About seven months ago, the IOC recommended – just recommended – that international sports federations exclude Russian athletes from their events, and Belarusian athletes to boot. By making that call, the IOC actually greenlighted going after Russia, and many international federations immediately said yes and lined up. Most Russian athletes got excluded from the winter and summer events in 2022. The new winter season is only just beginning, but we can already make a few predictions concerning Russian athletes’ inclusion in international competitions this year and try to consider the current situation objectively and unemotionally.
1. Russian athletes continue to participate in major commercial competitions. There are privately financed projects in certain sports such as hockey (NHL), tennis, boxing, MMA and some others. The reason is ridiculously simple: the sports industry is big business. It’s hard to imagine modern NHL games without Alexander Ovechkin, or tennis without Daniil Medvedev. Russian athletes create a beautiful picture and greatly influence the commercial appeal of these sports, and ultimately, the income of the owners of these successful business projects. Essentially, it is a policy of double standards at its finest all over again – when it comes to someone’s commercial profit, Russian athletes can and should be allowed to participate in competitions.
2. While Russia is isolated from the international community, the Russian Ministry of Sports and national sport federations are promptly organizing major Russian competitions so that our athletes could compete and show high performance. Along with the Summer Spartakiade, major Paralympic events were recently held in Sochi. Quite often, these competitions are open, with an attractive prize fund. It is important that our athletes can make money as for professional athletes, competition is their income.
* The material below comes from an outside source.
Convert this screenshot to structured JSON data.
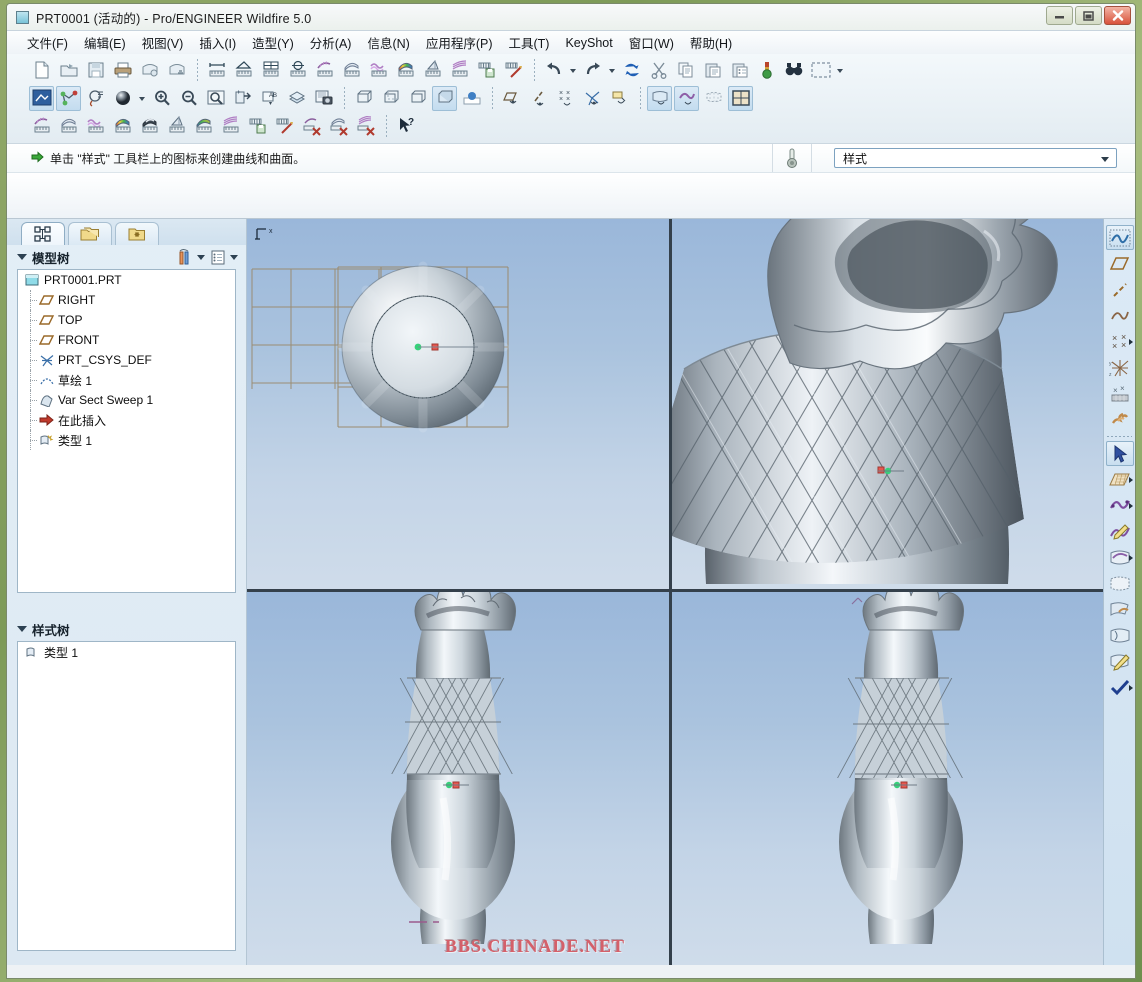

3. When it comes to potential prospects, future international competitions may be held under the aegis of BRICS, SCO and other associations. Russia is looking for new international partners – and finding them successfully. SCO or BRICS games may be quite attractive considering the large population these associations represent. It is a very promising target and media audience for sports and businesses. In view of Russia’s and China’s extensive experience in organizing events on a mega scale, the prospects of such competitions look extremely alluring, even though actually organizing and promoting them from the ground up would be a challenge.
4. There is a feeling that many international federations are waiting for the green light to invite major Russian athletes back, especially in the sports where Russians are clearly leaders and favorites. It is hard to imagine representative international tournaments without our stars of synchronous swimming, rhythmic gymnastics, figure skating, skiing and ice hockey. I wouldn’t rule out that everybody is waiting for a go-ahead from the IOC. Hopefully, many sport functionaries will sooner or later adhere to the fundamental principle of the Olympic Charter: sports must be politically neutral.
5. Despite the abundance of restrictions, harbingers are there: Russian chess players have returned to international tournaments. Also recently, a decision unprecedented in world boxing was taken: the International Boxing Association Board allowed Russian and Belarusian athletes to compete, under their own flags and with their national anthems. We hope that this is the important break of the cycle that we have been waiting for, and other federations will follow suit. At any rate, it will be a lengthy and difficult process.
6. As regards professional sports, particularly team sports, a new challenge is posed by the necessity to seek mixed models of financing professional clubs rather than rely solely on the government’s support. Efforts should be taken to set effective budgets, with proper consideration of earnings. It may be necessary to introduce a salary cap similar to the one in effect in the KHL. Consistent efforts are required to communicate with both fans and sponsors, based on the understanding that they have their own interests and goals. Fans need comfortable and safe conditions at stadiums, while partners and sponsors are very interested in attracting the target audience. Ultimately, all these tasks can be solved solely by competent sports managers, who are few and far between in the Russian sports industry.
7. The situation with mass sports looks considerably better due to private initiative and entrepreneurship already in full effect in the sector. The fitness industry is making good progress even after nearly two years of COVID-19 restrictions. Numerous mass sporting events take place on a regular basis, such as marathons, triathlons and cross-country skiing races. There is an increasing number of private sports clubs, schools and academies. We can say that those involved in professional sports need to make efforts to learn management technologies and marketing tools actively utilized in mass sports when handling clients. To sum up the current period of the development of sports in Russia, we can generally say that the new challenges are strategically defined; we should handle them through serious joint efforts, without being discouraged. We will definitely succeed and ultimately be victorious.
By Vladimir Lednev, Professor, Doctor of Economics, Vice-President of Synergy Moscow University of Finance and Industry, Scientific Director of Faculty of Sports Industry, Head of Department of Sports Management